▸ What is expected
How many lines in the listing below include the word "icon"? Reply with the count alone.

▸ Provided information

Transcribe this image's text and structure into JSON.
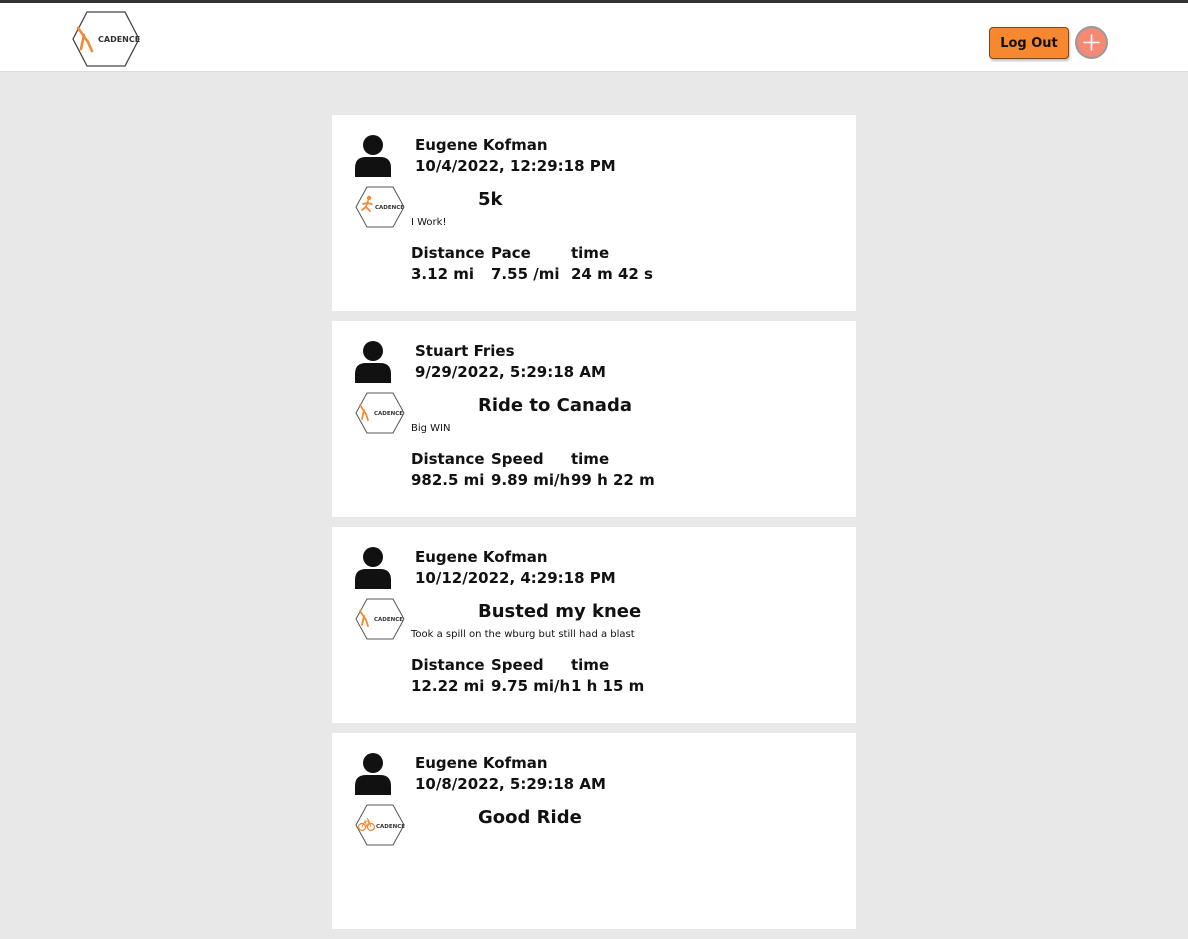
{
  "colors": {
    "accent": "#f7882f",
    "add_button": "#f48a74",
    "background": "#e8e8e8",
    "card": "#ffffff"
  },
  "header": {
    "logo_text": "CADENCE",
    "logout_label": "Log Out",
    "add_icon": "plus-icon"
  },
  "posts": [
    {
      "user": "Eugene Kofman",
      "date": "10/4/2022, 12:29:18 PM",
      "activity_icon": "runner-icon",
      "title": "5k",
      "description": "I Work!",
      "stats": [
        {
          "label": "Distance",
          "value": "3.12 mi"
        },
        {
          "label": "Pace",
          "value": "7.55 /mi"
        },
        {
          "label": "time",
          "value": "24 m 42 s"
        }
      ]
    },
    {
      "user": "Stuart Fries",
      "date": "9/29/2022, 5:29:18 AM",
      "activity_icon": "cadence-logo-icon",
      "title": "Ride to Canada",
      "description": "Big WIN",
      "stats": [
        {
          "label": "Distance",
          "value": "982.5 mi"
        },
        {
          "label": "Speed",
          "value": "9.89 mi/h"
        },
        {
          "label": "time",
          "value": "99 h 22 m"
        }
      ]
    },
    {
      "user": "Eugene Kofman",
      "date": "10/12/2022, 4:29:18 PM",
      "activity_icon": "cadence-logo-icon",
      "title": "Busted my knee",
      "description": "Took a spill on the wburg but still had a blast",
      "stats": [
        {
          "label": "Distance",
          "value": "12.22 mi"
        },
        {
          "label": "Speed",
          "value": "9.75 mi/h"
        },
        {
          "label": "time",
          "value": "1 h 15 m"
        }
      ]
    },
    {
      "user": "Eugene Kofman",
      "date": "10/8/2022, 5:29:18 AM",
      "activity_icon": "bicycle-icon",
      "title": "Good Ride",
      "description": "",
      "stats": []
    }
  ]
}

▸ Response below
5